Work required:
Select all lines in the records that include "Office".

── Material for the task ──

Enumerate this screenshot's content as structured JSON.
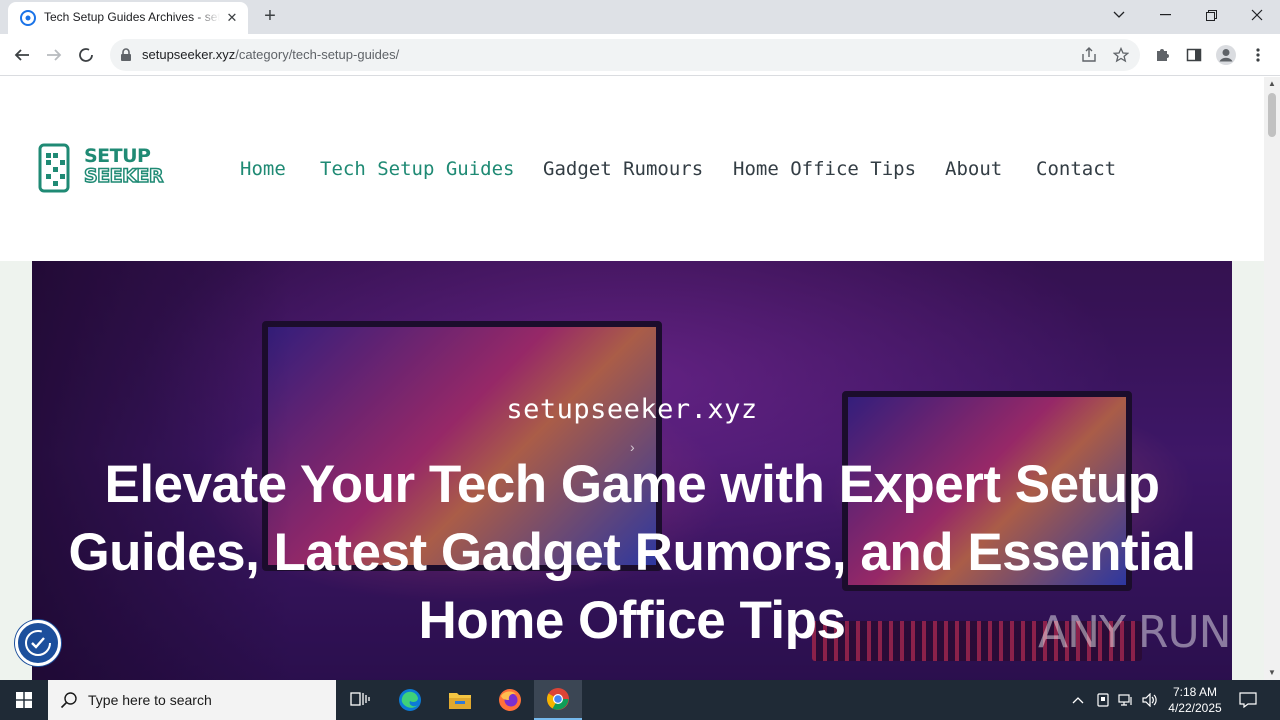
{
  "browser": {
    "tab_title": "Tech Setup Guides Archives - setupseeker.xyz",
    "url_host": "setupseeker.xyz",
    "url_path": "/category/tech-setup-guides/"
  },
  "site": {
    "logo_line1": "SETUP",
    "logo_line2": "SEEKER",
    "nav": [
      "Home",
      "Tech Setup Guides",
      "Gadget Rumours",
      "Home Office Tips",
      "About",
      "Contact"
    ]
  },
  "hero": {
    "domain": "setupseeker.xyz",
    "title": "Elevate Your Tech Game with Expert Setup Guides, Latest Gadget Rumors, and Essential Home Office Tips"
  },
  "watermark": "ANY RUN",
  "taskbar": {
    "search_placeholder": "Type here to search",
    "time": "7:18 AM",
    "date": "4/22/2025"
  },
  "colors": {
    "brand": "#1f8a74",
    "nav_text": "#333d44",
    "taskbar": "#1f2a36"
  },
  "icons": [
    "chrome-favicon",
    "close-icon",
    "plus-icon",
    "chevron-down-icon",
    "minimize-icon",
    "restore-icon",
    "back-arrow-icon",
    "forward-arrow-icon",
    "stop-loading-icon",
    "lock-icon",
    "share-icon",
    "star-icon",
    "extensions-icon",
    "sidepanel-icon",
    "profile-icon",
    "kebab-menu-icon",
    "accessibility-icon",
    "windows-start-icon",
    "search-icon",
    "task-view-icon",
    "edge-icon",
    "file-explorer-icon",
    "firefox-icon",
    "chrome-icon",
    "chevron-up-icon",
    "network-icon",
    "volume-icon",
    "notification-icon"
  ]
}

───

Answer area:
      "Home Office Tips",
    "title": "Elevate Your Tech Game with Expert Setup Guides, Latest Gadget Rumors, and Essential Home Office Tips"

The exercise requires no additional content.